Problem to solve:
Whenever the word "JSON" turns up in a line below, that line should be copied.

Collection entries

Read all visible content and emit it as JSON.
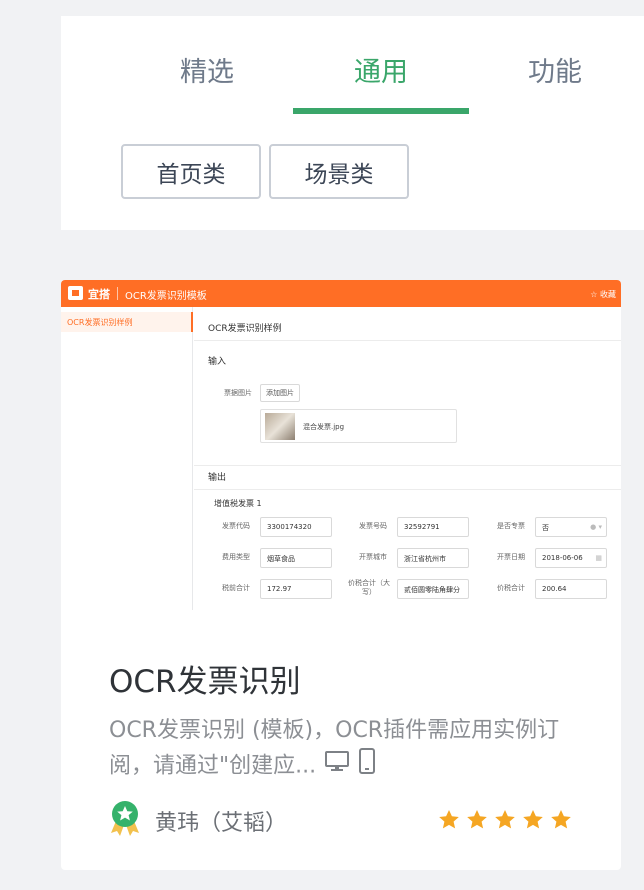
{
  "tabs": [
    {
      "label": "精选",
      "active": false
    },
    {
      "label": "通用",
      "active": true
    },
    {
      "label": "功能",
      "active": false
    }
  ],
  "chips": [
    "首页类",
    "场景类"
  ],
  "colors": {
    "accent": "#3aa66a",
    "preview_brand": "#ff6e25",
    "star": "#f5a623"
  },
  "card": {
    "preview": {
      "brand": "宜搭",
      "app_title": "OCR发票识别模板",
      "favorite": "☆ 收藏",
      "sidebar_item": "OCR发票识别样例",
      "page_heading": "OCR发票识别样例",
      "input_heading": "输入",
      "image_label": "票据图片",
      "add_image_button": "添加图片",
      "file_name": "混合发票.jpg",
      "output_heading": "输出",
      "invoice_heading": "增值税发票 1",
      "fields": {
        "code_label": "发票代码",
        "code_value": "3300174320",
        "number_label": "发票号码",
        "number_value": "32592791",
        "special_label": "是否专票",
        "special_value": "否",
        "type_label": "费用类型",
        "type_value": "烟草食品",
        "city_label": "开票城市",
        "city_value": "浙江省杭州市",
        "date_label": "开票日期",
        "date_value": "2018-06-06",
        "pretax_label": "税前合计",
        "pretax_value": "172.97",
        "total_cn_label": "价税合计（大写）",
        "total_cn_value": "贰佰圆零陆角肆分",
        "total_label": "价税合计",
        "total_value": "200.64"
      }
    },
    "title": "OCR发票识别",
    "description": "OCR发票识别 (模板)，OCR插件需应用实例订阅，请通过\"创建应...",
    "author": "黄玮（艾韬）",
    "rating": 5,
    "icons": [
      "desktop-icon",
      "mobile-icon",
      "award-badge-icon",
      "star-icon"
    ]
  }
}
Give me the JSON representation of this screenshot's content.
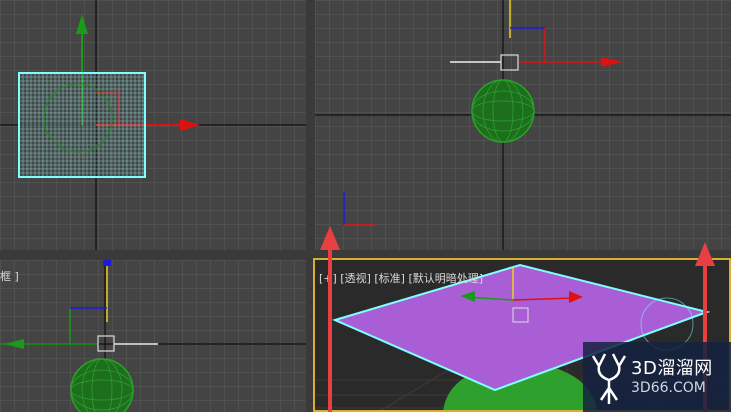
{
  "viewports": {
    "top_left": {
      "label": ""
    },
    "top_right": {
      "label": ""
    },
    "bottom_left": {
      "label": "框 ]"
    },
    "bottom_right": {
      "label": "[+] [透视] [标准] [默认明暗处理]"
    }
  },
  "watermark": {
    "title": "3D溜溜网",
    "url": "3D66.COM"
  },
  "colors": {
    "grid": "#5a5a5a",
    "axis_red": "#e01010",
    "axis_green": "#1a9a1a",
    "axis_blue": "#1a1ae0",
    "sphere": "#1e7a1e",
    "selection": "#7fffff",
    "plane_purple": "#a95ed6"
  }
}
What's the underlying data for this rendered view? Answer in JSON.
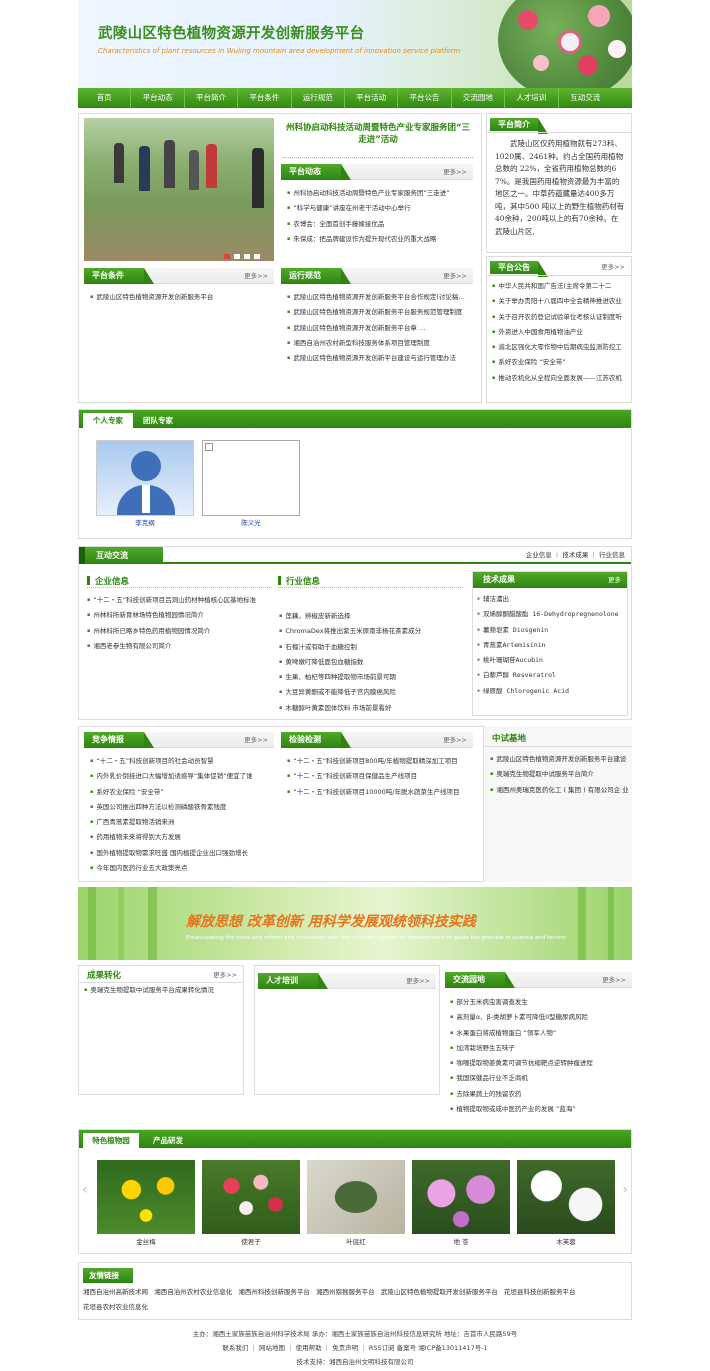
{
  "banner": {
    "title": "武陵山区特色植物资源开发创新服务平台",
    "subtitle": "Characteristics of plant resources in Wuling mountain area development of innovation service platform"
  },
  "nav": [
    "首页",
    "平台动态",
    "平台简介",
    "平台条件",
    "运行规范",
    "平台活动",
    "平台公告",
    "交流园地",
    "人才培训",
    "互动交流"
  ],
  "news": {
    "headline": "州科协启动科技活动周暨特色产业专家服务团“三走进”活动"
  },
  "dynamic": {
    "title": "平台动态",
    "more": "更多>>",
    "items": [
      "州科协启动科技活动周暨特色产业专家服务团“三走进”",
      "“科学与健康”讲座在州老干活动中心举行",
      "农博会：全面首创手藤嫁接优品",
      "朱保成：把品牌建设作为提升现代农业的重大战略"
    ]
  },
  "intro": {
    "title": "平台简介",
    "text": "武陵山区仅药用植物就有273科、1020属、2461种。约占全国药用植物总数的 22%，全省药用植物总数的67%。是我国药用植物资源最为丰富的地区之一。中草药蕴藏量达400多万吨，其中500 吨以上的野生植物药材有40余种，200吨以上的有70余种。在武陵山片区,"
  },
  "conditions": {
    "title": "平台条件",
    "more": "更多>>",
    "items": [
      "武陵山区特色植物资源开发创新服务平台"
    ]
  },
  "rules": {
    "title": "运行规范",
    "more": "更多>>",
    "items": [
      "武陵山区特色植物资源开发创新服务平台合作规定(讨论稿…",
      "武陵山区特色植物资源开发创新服务平台服务规范管理制度",
      "武陵山区特色植物资源开发创新服务平台章 …",
      "湘西自治州农村新型科技服务体系项目管理制度",
      "武陵山区特色植物资源开发创新平台建设与运行管理办法"
    ]
  },
  "notice": {
    "title": "平台公告",
    "more": "更多>>",
    "items": [
      "中华人民共和国广告法(主席令第二十二",
      "关于举办贵阳十八届四中全会精神推进农业",
      "关于召开农药登记试验单位考核认证制度听",
      "外资进入中国食用植物油产业",
      "渝北区强化大零作物中后期病虫监测防控工",
      "系好农业保险 “安全带”",
      "推动农机化从全程向全面发展——江苏农机"
    ]
  },
  "experts": {
    "tab_on": "个人专家",
    "tab_off": "团队专家",
    "people": [
      "李克纲",
      "陈义光"
    ]
  },
  "interact": {
    "title": "互动交流",
    "links": [
      "企业信息",
      "技术成果",
      "行业信息"
    ]
  },
  "enterprise": {
    "title": "企业信息",
    "items": [
      "“十二・五”科技创新项目吕洞山药材种植核心区基地标准",
      "州林科所新育林场特色植物园情况简介",
      "州林科所已略乡特色药用植物园情况简介",
      "湘西老参生物有限公司简介"
    ]
  },
  "industry": {
    "title": "行业信息",
    "items": [
      "莲藕，辨椒皮新新选择",
      "ChromaDex将推出紫玉米原南非杨花茶素成分",
      "石榴汁或有助于血糖控制",
      "黄啤嫩叮降低面包血糖指数",
      "生果、柏杞等四种提取物市场前景可期",
      "大豆异黄酮或不能降低子宫内膜癌风险",
      "木糖醇叶黄素固体饮料 市场前景看好"
    ]
  },
  "tech": {
    "title": "技术成果",
    "more": "更多",
    "items": [
      "辅洁濃出",
      "双烯醇酮醋酸酯 16-Dehydropregnenolone",
      "薯蓣皂素 Diosgenin",
      "青蒿素Artemisinin",
      "桃叶珊瑚苷Aucubin",
      "白藜芦醇 Resveratrol",
      "绿原酸 Chlorogenic Acid"
    ]
  },
  "compete": {
    "title": "竞争情报",
    "more": "更多>>",
    "items": [
      "“十二・五”科技创新项目的社会动员智慧",
      "内外乳价倒挂进口大幅增加诱惑导“集体促销”便宜了谁",
      "系好农业保险 “安全带”",
      "英国公司推出四种方法以检测磷酸铁骨素残度",
      "广西青蒿素提取物活销来洲",
      "药用植物未来将得到大方发展",
      "国外植物提取物需求旺盛 国内植提企业出口强劲增长",
      "今年国内医药行业五大政策亮点"
    ]
  },
  "testing": {
    "title": "检验检测",
    "more": "更多>>",
    "items": [
      "“十二・五”科技创新项目800吨/年植物提取精深加工项目",
      "“十二・五”科技创新项目保健品生产线项目",
      "“十二・五”科技创新项目10000吨/年脱水蔬菜生产线项目"
    ]
  },
  "pilot": {
    "title": "中试基地",
    "items": [
      "武陵山区特色植物资源开发创新服务平台建设",
      "奥瑞克生物提取中试服务平台简介",
      "湘西州奥瑞克医药化工 ( 集团 ) 有限公司企 业"
    ]
  },
  "slogan": {
    "title": "解放思想 改革创新 用科学发展观统领科技实践",
    "subtitle": "Emancipating the mind and reform and innovation with the scientific outlook on development to guide the practice of science and technology"
  },
  "achievement": {
    "title": "成果转化",
    "more": "更多>>",
    "items": [
      "奥瑞克生物提取中试服务平台成果转化情况"
    ]
  },
  "training": {
    "title": "人才培训",
    "more": "更多>>"
  },
  "exchange": {
    "title": "交流园地",
    "more": "更多>>",
    "items": [
      "部分玉米病虫害调查发生",
      "高剂量α、β-类胡萝卜素可降低II型糖尿病风险",
      "水果蛋白将成植物蛋白 “领军人物”",
      "加湾栽培野生五味子",
      "咖喱提取物姜黄素可调节抗缩靶点逆转肿瘤进程",
      "我国保健品行业不乏商机",
      "去除果蔬上的残留农药",
      "植物提取物或成中医药产业的发展 “蓝海”"
    ]
  },
  "gallery": {
    "tab_on": "特色植物园",
    "tab_off": "产品研发",
    "items": [
      "金丝梅",
      "使君子",
      "叶底红",
      "地 菍",
      "木芙蓉"
    ]
  },
  "friends": {
    "title": "友情链接",
    "links": [
      "湘西自治州高新技术网",
      "湘西自治州农村农业信息化",
      "湘西州科技创新服务平台",
      "湘西州猕猴服务平台",
      "武陵山区特色植物提取开发创新服务平台",
      "花垣县科技创新服务平台",
      "花垣县农村农业信息化"
    ]
  },
  "footer": {
    "line1": "主办：湘西土家族苗族自治州科学技术局 承办：湘西土家族苗族自治州科技信息研究所 地址：吉首市人民路59号",
    "line2": "联系我们 ｜ 网站地图 ｜ 使用帮助 ｜ 免责声明 ｜ RSS订阅 备案号 湘ICP备13011417号-1",
    "line3": "技术支持：湘西自治州文明科技有限公司"
  },
  "colors": {
    "brand": "#2e8510",
    "accent": "#e98a1a"
  }
}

Answer:
Read all visible content and emit it as JSON.
Give me the JSON representation of this screenshot's content.
What's the underlying data for this rendered view? Answer in JSON.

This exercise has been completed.